Let’s answer the burning question you already likely know the answer to: Folklore is not Taylor Swift’s return to country, though it is a pivot toward lush indie-folk, where rich acoustics and tinges of atmosphere define the tentative soundscape. It’s a bit less distinctive as a whole for Swift, truthfully, but the restrained approach means the songwriting stands at the forefront, which is the intention anyway.
So perhaps it’s fitting, then, that most of the songs on Folklore sound like they’d naturally fit in better on country radio playlists than … well, a majority of what gets played. “Betty” is Swift’s first single aimed at country radio since 2013’s “Red,” and as a standalone single, I’m of two minds on it.
On one hand, it’s widely believed this song is part of a love triangle trilogy that includes this song, told from the perspective of a presumed character named James who cheats on the titular character; “Cardigan,” told from Betty’s perspective; and “August,” told from the “other woman’s” perspective. Swift recorded Folklore with the intention of crafting it through fictional stories rather than an autobiographical arc, which works, given how Swift has always had a sharp eye for subtle, relatable detail.
It’s all, again, purely up to speculation – some have even suggested the aforementioned storyline is actually a queer one, which would really show Swift’s widening perspective as a songwriter. Either way, “James” is the villain in this plot – Betty rightfully isn’t going to give them a second chance, and it’s clear, in “August,” that a summer fling meant more to the “other woman” than it ever will to “James.”
Basically, the “James” character on “Betty” is just made to be unlikable, showing real regret for the actions taken, for sure, but also hoping they can smooth things out through their supposed mind-melting charisma and charm, which makes “Cardigan” an even more biting retort.
So on the other hand, when you take away the album context and view “Betty” as a standalone song … well, I don’t know what to think.
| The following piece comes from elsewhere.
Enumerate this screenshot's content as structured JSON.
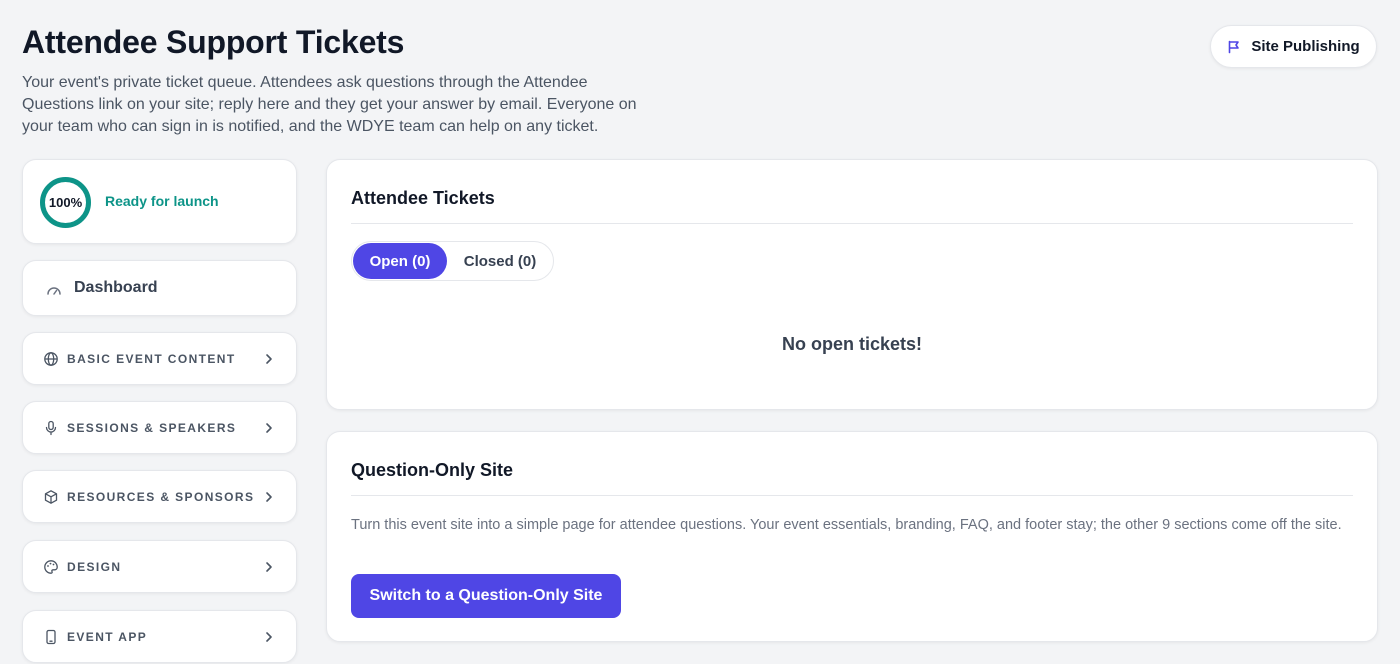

On a technical level, the brushes of harmonica add a nice, understated touch to the song, even if it’s a bit low-key and sleepy overall, and of course the writing is superb, even if, again, the character is completely insufferable and can’t take a hint. Because of that, “Betty” is a better album cut than it is a single, if that makes sense. And there has to be some sort of meta subtext in the supposed male-dominated storyline being the one sent to country radio. Let’s hope we see justice for “The Last Great American Dynasty” somewhere someday.
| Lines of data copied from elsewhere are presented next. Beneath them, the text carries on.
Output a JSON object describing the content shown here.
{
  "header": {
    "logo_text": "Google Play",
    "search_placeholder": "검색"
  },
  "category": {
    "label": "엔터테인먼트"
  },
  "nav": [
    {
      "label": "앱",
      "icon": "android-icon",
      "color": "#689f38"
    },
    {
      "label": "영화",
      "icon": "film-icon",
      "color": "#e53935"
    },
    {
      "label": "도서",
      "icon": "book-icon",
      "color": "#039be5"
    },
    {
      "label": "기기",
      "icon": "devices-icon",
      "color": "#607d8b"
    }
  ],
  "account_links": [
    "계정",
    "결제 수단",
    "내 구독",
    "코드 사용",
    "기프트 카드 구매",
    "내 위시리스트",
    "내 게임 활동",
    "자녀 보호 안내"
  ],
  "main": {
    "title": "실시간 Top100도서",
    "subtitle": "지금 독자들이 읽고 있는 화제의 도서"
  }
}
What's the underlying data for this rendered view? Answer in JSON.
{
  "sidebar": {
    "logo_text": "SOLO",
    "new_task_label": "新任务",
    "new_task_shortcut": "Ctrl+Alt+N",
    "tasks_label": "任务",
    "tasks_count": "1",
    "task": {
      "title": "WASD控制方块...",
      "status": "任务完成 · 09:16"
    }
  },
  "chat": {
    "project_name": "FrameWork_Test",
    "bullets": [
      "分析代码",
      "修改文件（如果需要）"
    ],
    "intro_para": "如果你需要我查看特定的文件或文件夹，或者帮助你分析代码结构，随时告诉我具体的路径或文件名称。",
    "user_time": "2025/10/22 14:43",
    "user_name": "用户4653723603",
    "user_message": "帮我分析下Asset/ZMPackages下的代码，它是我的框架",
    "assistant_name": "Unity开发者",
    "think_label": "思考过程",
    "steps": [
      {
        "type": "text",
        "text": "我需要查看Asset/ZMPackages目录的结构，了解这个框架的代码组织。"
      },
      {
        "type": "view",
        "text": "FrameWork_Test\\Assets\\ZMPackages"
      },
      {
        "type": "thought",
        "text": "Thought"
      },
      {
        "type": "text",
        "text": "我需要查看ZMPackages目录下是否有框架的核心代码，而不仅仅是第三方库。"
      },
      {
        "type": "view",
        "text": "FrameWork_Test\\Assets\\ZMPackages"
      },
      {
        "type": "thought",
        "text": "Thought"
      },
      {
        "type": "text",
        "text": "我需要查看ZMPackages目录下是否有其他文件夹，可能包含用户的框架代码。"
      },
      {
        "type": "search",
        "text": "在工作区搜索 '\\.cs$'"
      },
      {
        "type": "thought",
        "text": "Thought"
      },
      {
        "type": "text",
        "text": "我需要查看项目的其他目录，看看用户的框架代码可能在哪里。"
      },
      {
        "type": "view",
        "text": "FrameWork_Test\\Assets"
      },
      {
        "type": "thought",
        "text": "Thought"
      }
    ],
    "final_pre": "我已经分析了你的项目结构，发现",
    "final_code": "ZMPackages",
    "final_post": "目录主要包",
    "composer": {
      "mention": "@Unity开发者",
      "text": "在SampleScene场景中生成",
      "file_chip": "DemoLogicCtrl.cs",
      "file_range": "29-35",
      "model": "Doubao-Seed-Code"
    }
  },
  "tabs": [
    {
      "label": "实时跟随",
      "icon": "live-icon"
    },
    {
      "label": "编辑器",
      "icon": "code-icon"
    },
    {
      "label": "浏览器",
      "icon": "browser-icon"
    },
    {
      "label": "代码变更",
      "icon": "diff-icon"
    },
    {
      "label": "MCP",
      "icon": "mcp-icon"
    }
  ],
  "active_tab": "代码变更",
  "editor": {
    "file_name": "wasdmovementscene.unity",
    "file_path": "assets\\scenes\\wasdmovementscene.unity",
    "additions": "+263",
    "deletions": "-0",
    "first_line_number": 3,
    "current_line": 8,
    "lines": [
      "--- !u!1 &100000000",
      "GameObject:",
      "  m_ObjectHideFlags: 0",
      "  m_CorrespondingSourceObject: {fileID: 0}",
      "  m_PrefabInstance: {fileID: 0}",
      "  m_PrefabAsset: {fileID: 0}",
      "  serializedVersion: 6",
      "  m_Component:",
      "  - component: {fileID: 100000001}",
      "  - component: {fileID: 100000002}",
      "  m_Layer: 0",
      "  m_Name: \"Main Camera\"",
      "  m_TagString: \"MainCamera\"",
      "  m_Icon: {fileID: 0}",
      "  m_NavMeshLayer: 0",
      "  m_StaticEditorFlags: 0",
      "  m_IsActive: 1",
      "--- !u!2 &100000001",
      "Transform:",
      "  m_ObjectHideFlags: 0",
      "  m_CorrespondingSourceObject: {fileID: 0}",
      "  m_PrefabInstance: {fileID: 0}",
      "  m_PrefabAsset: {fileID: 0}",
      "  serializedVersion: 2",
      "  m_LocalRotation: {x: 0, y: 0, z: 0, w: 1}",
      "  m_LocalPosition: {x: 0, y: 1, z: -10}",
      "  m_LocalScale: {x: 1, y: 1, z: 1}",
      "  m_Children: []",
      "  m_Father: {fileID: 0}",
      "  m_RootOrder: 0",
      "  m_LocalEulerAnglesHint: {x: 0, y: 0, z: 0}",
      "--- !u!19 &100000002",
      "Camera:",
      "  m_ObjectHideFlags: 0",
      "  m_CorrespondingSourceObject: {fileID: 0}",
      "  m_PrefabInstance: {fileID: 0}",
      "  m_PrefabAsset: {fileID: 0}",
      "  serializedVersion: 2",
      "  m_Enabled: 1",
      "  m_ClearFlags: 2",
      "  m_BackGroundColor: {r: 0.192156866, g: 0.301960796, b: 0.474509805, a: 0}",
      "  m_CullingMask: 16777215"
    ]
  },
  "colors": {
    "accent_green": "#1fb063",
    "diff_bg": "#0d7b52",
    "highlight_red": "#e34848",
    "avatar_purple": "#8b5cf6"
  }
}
At any rate, it’s also a fitting return for Swift, especially when “Betty” is told from a younger perspective; a full-circle moment, really.
Grade: As an album cut, B+; as a single, B